Mncayi-Poloko said this is reason enough for the policy to be rethought, and certainly not replicated.

“LGBTQ+ rights are neither recognised nor protected in Rwanda, and a deal such as this sets a very dangerous precedent that can only do more harm than good,” Mncayi-Poloko added.

“This could have a myriad of safety concerns for African citizens who sought asylum on British territory.”

Just because being gay is legal doesn’t mean it’s safe, warns refugee activist

A Home Office minister in April said Rwanda has made “huge strides forward over the past three decades“, defending the country’s LGBTQ+ rights record from criticisms he saw as reliant on “stereotypes”.

This is despite the Home Office admitting there’s evidence LGBTQ+ refugees could face persecution in the country.

Gagotheko Mothai, a non-binary community leader based in Maun, Botswana, told PinkNews the UK government can’t take a country’s laws at face value as it did with Rwanda.

As an example, they said their home country has seen “new progressive laws around gender and sexuality”,  but “remains a largely conservative and heteronormative society that finds difficulty in imagining anything beyond the binary”.

“We live in constant fear of being rejected by our families, our churches and indeed other sectors of society. As a non-binary person, I often feel invisible and unnoticed. I am therefore in a constant fight for my rights, safety and freedom to be acknowledged and respected.”

A boat of asylum seekers try to gain entry to the Uk via the English Channel

Only 677 LGB asylum seekers were granted asylum or other forms of leave by the Home Office in 2021. (Dan Kitwood/Getty)

While Mothai has vowed to stay in Botswana to do what they can to fight, not everyone has that option.

As Mncayi-Poloko recalled: “A story that particularly sticks in my mind is that of a young lesbian woman who was repeatedly gang raped by border police in the receiving country’s detention centre. She contracted HIV from that experience and died by suicide three years later.

“On any given day I come across stories of murder, gang rapes, mutilation and many other atrocities perpetrated on the LGBTQ+ communities around the world, often with impunity.”

If Truss and Braverman are in need of inspiration, Mncayi-Poloko said they can look to France and Belgium.

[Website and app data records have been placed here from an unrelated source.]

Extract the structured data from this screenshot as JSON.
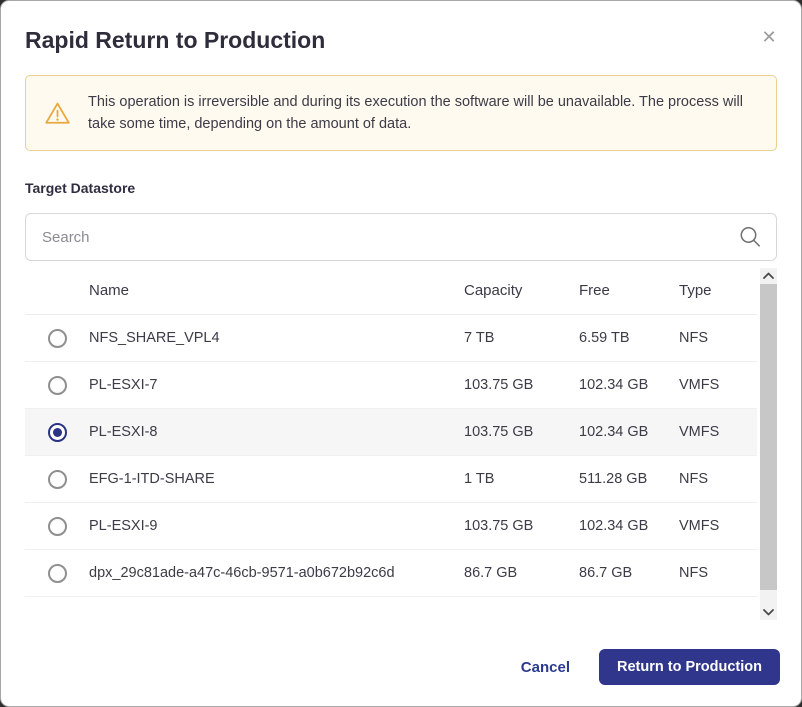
{
  "modal": {
    "title": "Rapid Return to Production"
  },
  "icons": {
    "close": "✕"
  },
  "warning": {
    "text": "This operation is irreversible and during its execution the software will be unavailable. The process will take some time, depending on the amount of data."
  },
  "target_datastore": {
    "label": "Target Datastore",
    "search_placeholder": "Search",
    "search_value": ""
  },
  "table": {
    "columns": [
      "Name",
      "Capacity",
      "Free",
      "Type"
    ],
    "rows": [
      {
        "name": "NFS_SHARE_VPL4",
        "capacity": "7 TB",
        "free": "6.59 TB",
        "type": "NFS",
        "selected": false
      },
      {
        "name": "PL-ESXI-7",
        "capacity": "103.75 GB",
        "free": "102.34 GB",
        "type": "VMFS",
        "selected": false
      },
      {
        "name": "PL-ESXI-8",
        "capacity": "103.75 GB",
        "free": "102.34 GB",
        "type": "VMFS",
        "selected": true
      },
      {
        "name": "EFG-1-ITD-SHARE",
        "capacity": "1 TB",
        "free": "511.28 GB",
        "type": "NFS",
        "selected": false
      },
      {
        "name": "PL-ESXI-9",
        "capacity": "103.75 GB",
        "free": "102.34 GB",
        "type": "VMFS",
        "selected": false
      },
      {
        "name": "dpx_29c81ade-a47c-46cb-9571-a0b672b92c6d",
        "capacity": "86.7 GB",
        "free": "86.7 GB",
        "type": "NFS",
        "selected": false
      }
    ]
  },
  "footer": {
    "cancel_label": "Cancel",
    "submit_label": "Return to Production"
  },
  "colors": {
    "accent": "#2f368b",
    "radio_selected": "#2b3385",
    "warning_bg": "#fefaef",
    "warning_border": "#ecd092",
    "warning_icon": "#e9a83f",
    "selected_row_bg": "#f6f6f6"
  }
}
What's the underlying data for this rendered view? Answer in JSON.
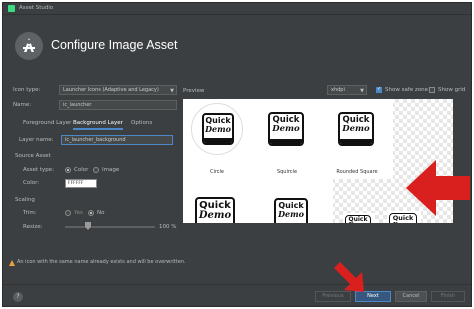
{
  "window": {
    "title": "Asset Studio",
    "header_title": "Configure Image Asset"
  },
  "form": {
    "icon_type_label": "Icon type:",
    "icon_type_value": "Launcher Icons (Adaptive and Legacy)",
    "name_label": "Name:",
    "name_value": "ic_launcher",
    "tabs": [
      {
        "label": "Foreground Layer",
        "active": false
      },
      {
        "label": "Background Layer",
        "active": true
      },
      {
        "label": "Options",
        "active": false
      }
    ],
    "layer_name_label": "Layer name:",
    "layer_name_value": "ic_launcher_background",
    "source_asset_label": "Source Asset",
    "asset_type_label": "Asset type:",
    "asset_type_options": [
      "Color",
      "Image"
    ],
    "asset_type_selected": "Color",
    "color_label": "Color:",
    "color_value": "FFFFFF",
    "scaling_label": "Scaling",
    "trim_label": "Trim:",
    "trim_options": [
      "Yes",
      "No"
    ],
    "trim_selected": "No",
    "resize_label": "Resize:",
    "resize_value": "100 %",
    "resize_percent": 100
  },
  "preview": {
    "label": "Preview",
    "density": "xhdpi",
    "show_safe_zone_label": "Show safe zone",
    "show_safe_zone": true,
    "show_grid_label": "Show grid",
    "show_grid": false,
    "icon_text_line1": "Quick",
    "icon_text_line2": "Demo",
    "shapes": [
      "Circle",
      "Squircle",
      "Rounded Square"
    ]
  },
  "warning": "An icon with the same name already exists and will be overwritten.",
  "footer": {
    "help": "?",
    "previous": "Previous",
    "next": "Next",
    "cancel": "Cancel",
    "finish": "Finish"
  },
  "colors": {
    "window_bg": "#3c3f41",
    "accent": "#4a88c7",
    "annotation_arrow": "#d9201e"
  }
}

Both nations have been “great at prioritising medical and mental health assessments and interventions for LGBTQ+ asylum seekers”.

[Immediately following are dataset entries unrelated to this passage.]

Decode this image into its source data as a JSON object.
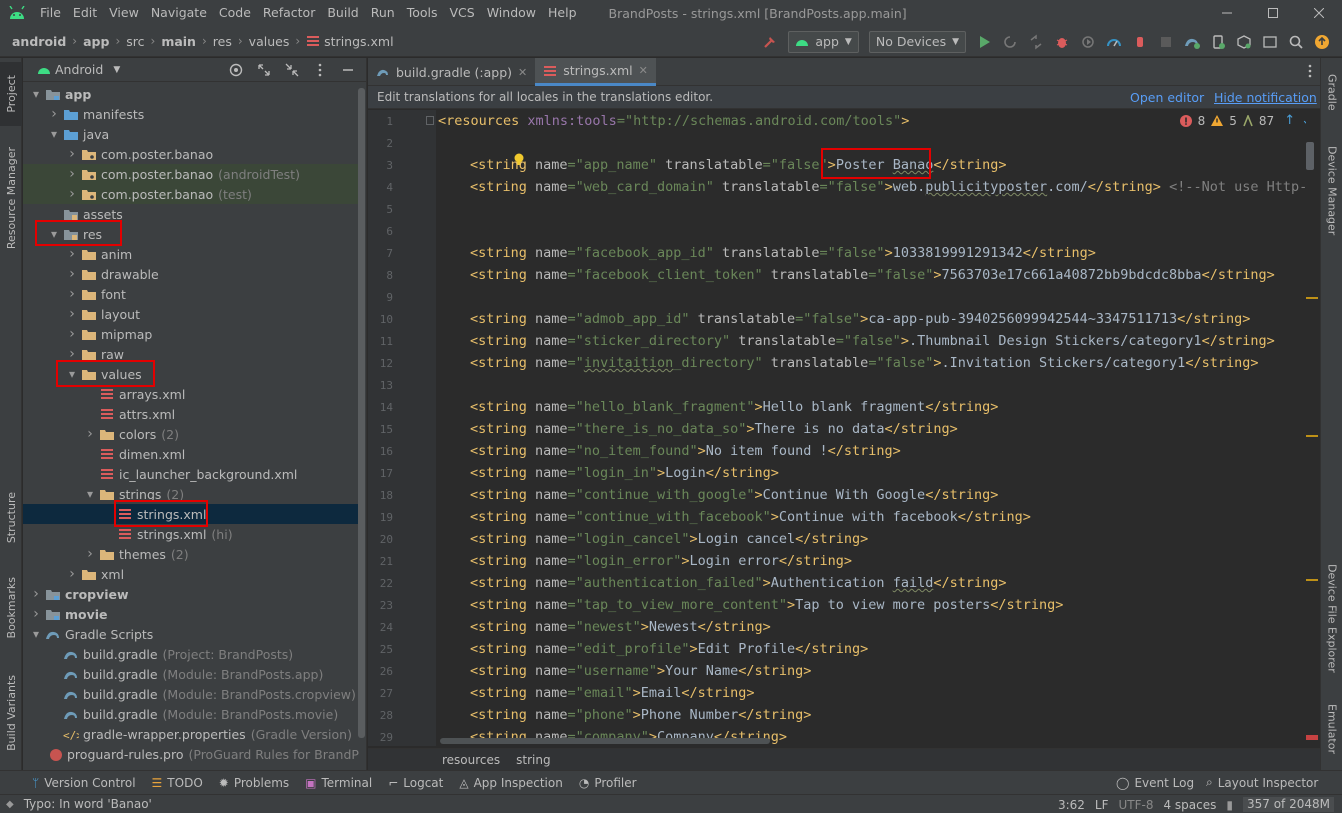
{
  "window": {
    "title": "BrandPosts - strings.xml [BrandPosts.app.main]",
    "menu": [
      "File",
      "Edit",
      "View",
      "Navigate",
      "Code",
      "Refactor",
      "Build",
      "Run",
      "Tools",
      "VCS",
      "Window",
      "Help"
    ]
  },
  "breadcrumb": [
    "android",
    "app",
    "src",
    "main",
    "res",
    "values",
    "strings.xml"
  ],
  "toolbar": {
    "run_config": "app",
    "device": "No Devices"
  },
  "project_panel": {
    "view_mode": "Android",
    "tree": [
      {
        "label": "app",
        "hint": "",
        "icon": "module-folder-icon",
        "indent": 0,
        "arrow": "down",
        "bold": true
      },
      {
        "label": "manifests",
        "hint": "",
        "icon": "folder-blue-icon",
        "indent": 1,
        "arrow": "right"
      },
      {
        "label": "java",
        "hint": "",
        "icon": "folder-blue-icon",
        "indent": 1,
        "arrow": "down"
      },
      {
        "label": "com.poster.banao",
        "hint": "",
        "icon": "package-icon",
        "indent": 2,
        "arrow": "right"
      },
      {
        "label": "com.poster.banao",
        "hint": "(androidTest)",
        "icon": "package-icon",
        "indent": 2,
        "arrow": "right",
        "green": true
      },
      {
        "label": "com.poster.banao",
        "hint": "(test)",
        "icon": "package-icon",
        "indent": 2,
        "arrow": "right",
        "green": true
      },
      {
        "label": "assets",
        "hint": "",
        "icon": "res-folder-icon",
        "indent": 1,
        "arrow": ""
      },
      {
        "label": "res",
        "hint": "",
        "icon": "res-folder-icon",
        "indent": 1,
        "arrow": "down"
      },
      {
        "label": "anim",
        "hint": "",
        "icon": "folder-icon",
        "indent": 2,
        "arrow": "right"
      },
      {
        "label": "drawable",
        "hint": "",
        "icon": "folder-icon",
        "indent": 2,
        "arrow": "right"
      },
      {
        "label": "font",
        "hint": "",
        "icon": "folder-icon",
        "indent": 2,
        "arrow": "right"
      },
      {
        "label": "layout",
        "hint": "",
        "icon": "folder-icon",
        "indent": 2,
        "arrow": "right"
      },
      {
        "label": "mipmap",
        "hint": "",
        "icon": "folder-icon",
        "indent": 2,
        "arrow": "right"
      },
      {
        "label": "raw",
        "hint": "",
        "icon": "folder-icon",
        "indent": 2,
        "arrow": "right"
      },
      {
        "label": "values",
        "hint": "",
        "icon": "folder-icon",
        "indent": 2,
        "arrow": "down"
      },
      {
        "label": "arrays.xml",
        "hint": "",
        "icon": "xml-values-icon",
        "indent": 3,
        "arrow": ""
      },
      {
        "label": "attrs.xml",
        "hint": "",
        "icon": "xml-values-icon",
        "indent": 3,
        "arrow": ""
      },
      {
        "label": "colors",
        "hint": "(2)",
        "icon": "folder-icon",
        "indent": 3,
        "arrow": "right"
      },
      {
        "label": "dimen.xml",
        "hint": "",
        "icon": "xml-values-icon",
        "indent": 3,
        "arrow": ""
      },
      {
        "label": "ic_launcher_background.xml",
        "hint": "",
        "icon": "xml-values-icon",
        "indent": 3,
        "arrow": ""
      },
      {
        "label": "strings",
        "hint": "(2)",
        "icon": "folder-icon",
        "indent": 3,
        "arrow": "down"
      },
      {
        "label": "strings.xml",
        "hint": "",
        "icon": "xml-values-icon",
        "indent": 4,
        "arrow": "",
        "selected": true
      },
      {
        "label": "strings.xml",
        "hint": "(hi)",
        "icon": "xml-values-icon",
        "indent": 4,
        "arrow": ""
      },
      {
        "label": "themes",
        "hint": "(2)",
        "icon": "folder-icon",
        "indent": 3,
        "arrow": "right"
      },
      {
        "label": "xml",
        "hint": "",
        "icon": "folder-icon",
        "indent": 2,
        "arrow": "right"
      },
      {
        "label": "cropview",
        "hint": "",
        "icon": "module-folder-icon",
        "indent": 0,
        "arrow": "right",
        "bold": true
      },
      {
        "label": "movie",
        "hint": "",
        "icon": "module-folder-icon",
        "indent": 0,
        "arrow": "right",
        "bold": true
      },
      {
        "label": "Gradle Scripts",
        "hint": "",
        "icon": "gradle-icon",
        "indent": 0,
        "arrow": "down"
      },
      {
        "label": "build.gradle",
        "hint": "(Project: BrandPosts)",
        "icon": "gradle-icon",
        "indent": 1,
        "arrow": ""
      },
      {
        "label": "build.gradle",
        "hint": "(Module: BrandPosts.app)",
        "icon": "gradle-icon",
        "indent": 1,
        "arrow": ""
      },
      {
        "label": "build.gradle",
        "hint": "(Module: BrandPosts.cropview)",
        "icon": "gradle-icon",
        "indent": 1,
        "arrow": ""
      },
      {
        "label": "build.gradle",
        "hint": "(Module: BrandPosts.movie)",
        "icon": "gradle-icon",
        "indent": 1,
        "arrow": ""
      },
      {
        "label": "gradle-wrapper.properties",
        "hint": "(Gradle Version)",
        "icon": "properties-icon",
        "indent": 1,
        "arrow": ""
      },
      {
        "label": "proguard-rules.pro",
        "hint": "(ProGuard Rules for BrandPosts.ap",
        "icon": "proguard-icon",
        "indent": 1,
        "arrow": ""
      }
    ]
  },
  "left_stripe": [
    "Project",
    "Resource Manager",
    "Structure",
    "Bookmarks",
    "Build Variants"
  ],
  "right_stripe": [
    "Gradle",
    "Device Manager",
    "Device File Explorer",
    "Emulator"
  ],
  "editor": {
    "tabs": [
      {
        "label": "build.gradle (:app)",
        "active": false
      },
      {
        "label": "strings.xml",
        "active": true
      }
    ],
    "notification": {
      "message": "Edit translations for all locales in the translations editor.",
      "open_editor": "Open editor",
      "hide": "Hide notification"
    },
    "inspections": {
      "errors": "8",
      "warnings": "5",
      "weak": "87"
    },
    "line_numbers": [
      "1",
      "2",
      "3",
      "4",
      "5",
      "6",
      "7",
      "8",
      "9",
      "10",
      "11",
      "12",
      "13",
      "14",
      "15",
      "16",
      "17",
      "18",
      "19",
      "20",
      "21",
      "22",
      "23",
      "24",
      "25",
      "26",
      "27",
      "28",
      "29"
    ],
    "code_lines": [
      [
        {
          "c": "tag",
          "t": "<resources "
        },
        {
          "c": "ns",
          "t": "xmlns:tools"
        },
        {
          "c": "str",
          "t": "=\"http://schemas.android.com/tools\""
        },
        {
          "c": "tag",
          "t": ">"
        }
      ],
      [],
      [
        {
          "c": "tag",
          "t": "<string "
        },
        {
          "c": "attr",
          "t": "name"
        },
        {
          "c": "str",
          "t": "=\"app_name\" "
        },
        {
          "c": "attr",
          "t": "translatable"
        },
        {
          "c": "str",
          "t": "=\"false\""
        },
        {
          "c": "tag",
          "t": ">"
        },
        {
          "c": "txt",
          "t": "Poster "
        },
        {
          "c": "txt sq",
          "t": "Banao"
        },
        {
          "c": "tag",
          "t": "</string>"
        }
      ],
      [
        {
          "c": "tag",
          "t": "<string "
        },
        {
          "c": "attr",
          "t": "name"
        },
        {
          "c": "str",
          "t": "=\"web_card_domain\" "
        },
        {
          "c": "attr",
          "t": "translatable"
        },
        {
          "c": "str",
          "t": "=\"false\""
        },
        {
          "c": "tag",
          "t": ">"
        },
        {
          "c": "txt",
          "t": "web."
        },
        {
          "c": "txt sq",
          "t": "publicityposter"
        },
        {
          "c": "txt",
          "t": ".com/"
        },
        {
          "c": "tag",
          "t": "</string> "
        },
        {
          "c": "cmt",
          "t": "<!--Not use Http-->"
        }
      ],
      [],
      [],
      [
        {
          "c": "tag",
          "t": "<string "
        },
        {
          "c": "attr",
          "t": "name"
        },
        {
          "c": "str",
          "t": "=\"facebook_app_id\" "
        },
        {
          "c": "attr",
          "t": "translatable"
        },
        {
          "c": "str",
          "t": "=\"false\""
        },
        {
          "c": "tag",
          "t": ">"
        },
        {
          "c": "txt",
          "t": "1033819991291342"
        },
        {
          "c": "tag",
          "t": "</string>"
        }
      ],
      [
        {
          "c": "tag",
          "t": "<string "
        },
        {
          "c": "attr",
          "t": "name"
        },
        {
          "c": "str",
          "t": "=\"facebook_client_token\" "
        },
        {
          "c": "attr",
          "t": "translatable"
        },
        {
          "c": "str",
          "t": "=\"false\""
        },
        {
          "c": "tag",
          "t": ">"
        },
        {
          "c": "txt",
          "t": "7563703e17c661a40872bb9bdcdc8bba"
        },
        {
          "c": "tag",
          "t": "</string>"
        }
      ],
      [],
      [
        {
          "c": "tag",
          "t": "<string "
        },
        {
          "c": "attr",
          "t": "name"
        },
        {
          "c": "str",
          "t": "=\"admob_app_id\" "
        },
        {
          "c": "attr",
          "t": "translatable"
        },
        {
          "c": "str",
          "t": "=\"false\""
        },
        {
          "c": "tag",
          "t": ">"
        },
        {
          "c": "txt",
          "t": "ca-app-pub-3940256099942544~3347511713"
        },
        {
          "c": "tag",
          "t": "</string>"
        }
      ],
      [
        {
          "c": "tag",
          "t": "<string "
        },
        {
          "c": "attr",
          "t": "name"
        },
        {
          "c": "str",
          "t": "=\"sticker_directory\" "
        },
        {
          "c": "attr",
          "t": "translatable"
        },
        {
          "c": "str",
          "t": "=\"false\""
        },
        {
          "c": "tag",
          "t": ">"
        },
        {
          "c": "txt",
          "t": ".Thumbnail Design Stickers/category1"
        },
        {
          "c": "tag",
          "t": "</string>"
        }
      ],
      [
        {
          "c": "tag",
          "t": "<string "
        },
        {
          "c": "attr",
          "t": "name"
        },
        {
          "c": "str",
          "t": "=\""
        },
        {
          "c": "str sq",
          "t": "invitaition"
        },
        {
          "c": "str",
          "t": "_directory\" "
        },
        {
          "c": "attr",
          "t": "translatable"
        },
        {
          "c": "str",
          "t": "=\"false\""
        },
        {
          "c": "tag",
          "t": ">"
        },
        {
          "c": "txt",
          "t": ".Invitation Stickers/category1"
        },
        {
          "c": "tag",
          "t": "</string>"
        }
      ],
      [],
      [
        {
          "c": "tag",
          "t": "<string "
        },
        {
          "c": "attr",
          "t": "name"
        },
        {
          "c": "str",
          "t": "=\"hello_blank_fragment\""
        },
        {
          "c": "tag",
          "t": ">"
        },
        {
          "c": "txt",
          "t": "Hello blank fragment"
        },
        {
          "c": "tag",
          "t": "</string>"
        }
      ],
      [
        {
          "c": "tag",
          "t": "<string "
        },
        {
          "c": "attr",
          "t": "name"
        },
        {
          "c": "str",
          "t": "=\"there_is_no_data_so\""
        },
        {
          "c": "tag",
          "t": ">"
        },
        {
          "c": "txt",
          "t": "There is no data"
        },
        {
          "c": "tag",
          "t": "</string>"
        }
      ],
      [
        {
          "c": "tag",
          "t": "<string "
        },
        {
          "c": "attr",
          "t": "name"
        },
        {
          "c": "str",
          "t": "=\"no_item_found\""
        },
        {
          "c": "tag",
          "t": ">"
        },
        {
          "c": "txt",
          "t": "No item found !"
        },
        {
          "c": "tag",
          "t": "</string>"
        }
      ],
      [
        {
          "c": "tag",
          "t": "<string "
        },
        {
          "c": "attr",
          "t": "name"
        },
        {
          "c": "str",
          "t": "=\"login_in\""
        },
        {
          "c": "tag",
          "t": ">"
        },
        {
          "c": "txt",
          "t": "Login"
        },
        {
          "c": "tag",
          "t": "</string>"
        }
      ],
      [
        {
          "c": "tag",
          "t": "<string "
        },
        {
          "c": "attr",
          "t": "name"
        },
        {
          "c": "str",
          "t": "=\"continue_with_google\""
        },
        {
          "c": "tag",
          "t": ">"
        },
        {
          "c": "txt",
          "t": "Continue With Google"
        },
        {
          "c": "tag",
          "t": "</string>"
        }
      ],
      [
        {
          "c": "tag",
          "t": "<string "
        },
        {
          "c": "attr",
          "t": "name"
        },
        {
          "c": "str",
          "t": "=\"continue_with_facebook\""
        },
        {
          "c": "tag",
          "t": ">"
        },
        {
          "c": "txt",
          "t": "Continue with facebook"
        },
        {
          "c": "tag",
          "t": "</string>"
        }
      ],
      [
        {
          "c": "tag",
          "t": "<string "
        },
        {
          "c": "attr",
          "t": "name"
        },
        {
          "c": "str",
          "t": "=\"login_cancel\""
        },
        {
          "c": "tag",
          "t": ">"
        },
        {
          "c": "txt",
          "t": "Login cancel"
        },
        {
          "c": "tag",
          "t": "</string>"
        }
      ],
      [
        {
          "c": "tag",
          "t": "<string "
        },
        {
          "c": "attr",
          "t": "name"
        },
        {
          "c": "str",
          "t": "=\"login_error\""
        },
        {
          "c": "tag",
          "t": ">"
        },
        {
          "c": "txt",
          "t": "Login error"
        },
        {
          "c": "tag",
          "t": "</string>"
        }
      ],
      [
        {
          "c": "tag",
          "t": "<string "
        },
        {
          "c": "attr",
          "t": "name"
        },
        {
          "c": "str",
          "t": "=\"authentication_failed\""
        },
        {
          "c": "tag",
          "t": ">"
        },
        {
          "c": "txt",
          "t": "Authentication "
        },
        {
          "c": "txt sq",
          "t": "faild"
        },
        {
          "c": "tag",
          "t": "</string>"
        }
      ],
      [
        {
          "c": "tag",
          "t": "<string "
        },
        {
          "c": "attr",
          "t": "name"
        },
        {
          "c": "str",
          "t": "=\"tap_to_view_more_content\""
        },
        {
          "c": "tag",
          "t": ">"
        },
        {
          "c": "txt",
          "t": "Tap to view more posters"
        },
        {
          "c": "tag",
          "t": "</string>"
        }
      ],
      [
        {
          "c": "tag",
          "t": "<string "
        },
        {
          "c": "attr",
          "t": "name"
        },
        {
          "c": "str",
          "t": "=\"newest\""
        },
        {
          "c": "tag",
          "t": ">"
        },
        {
          "c": "txt",
          "t": "Newest"
        },
        {
          "c": "tag",
          "t": "</string>"
        }
      ],
      [
        {
          "c": "tag",
          "t": "<string "
        },
        {
          "c": "attr",
          "t": "name"
        },
        {
          "c": "str",
          "t": "=\"edit_profile\""
        },
        {
          "c": "tag",
          "t": ">"
        },
        {
          "c": "txt",
          "t": "Edit Profile"
        },
        {
          "c": "tag",
          "t": "</string>"
        }
      ],
      [
        {
          "c": "tag",
          "t": "<string "
        },
        {
          "c": "attr",
          "t": "name"
        },
        {
          "c": "str",
          "t": "=\"username\""
        },
        {
          "c": "tag",
          "t": ">"
        },
        {
          "c": "txt",
          "t": "Your Name"
        },
        {
          "c": "tag",
          "t": "</string>"
        }
      ],
      [
        {
          "c": "tag",
          "t": "<string "
        },
        {
          "c": "attr",
          "t": "name"
        },
        {
          "c": "str",
          "t": "=\"email\""
        },
        {
          "c": "tag",
          "t": ">"
        },
        {
          "c": "txt",
          "t": "Email"
        },
        {
          "c": "tag",
          "t": "</string>"
        }
      ],
      [
        {
          "c": "tag",
          "t": "<string "
        },
        {
          "c": "attr",
          "t": "name"
        },
        {
          "c": "str",
          "t": "=\"phone\""
        },
        {
          "c": "tag",
          "t": ">"
        },
        {
          "c": "txt",
          "t": "Phone Number"
        },
        {
          "c": "tag",
          "t": "</string>"
        }
      ],
      [
        {
          "c": "tag",
          "t": "<string "
        },
        {
          "c": "attr",
          "t": "name"
        },
        {
          "c": "str",
          "t": "=\"company\""
        },
        {
          "c": "tag",
          "t": ">"
        },
        {
          "c": "txt",
          "t": "Company"
        },
        {
          "c": "tag",
          "t": "</string>"
        }
      ]
    ],
    "footer_breadcrumb": [
      "resources",
      "string"
    ]
  },
  "tool_windows": [
    "Version Control",
    "TODO",
    "Problems",
    "Terminal",
    "Logcat",
    "App Inspection",
    "Profiler",
    "Event Log",
    "Layout Inspector"
  ],
  "status": {
    "message": "Typo: In word 'Banao'",
    "position": "3:62",
    "line_sep": "LF",
    "encoding": "UTF-8",
    "indent": "4 spaces",
    "memory": "357 of 2048M"
  }
}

“They have also shown an awareness and sensitivity to the unique threats experienced by LGBTQ+ asylum seekers and have regularly expedited the processing of these cases,” they added.

To any queer people considering seeking asylum, Mothai said: “My advice would be: Always put your safety first, research, reach out and link with some LGBTIQ organisations in the country.”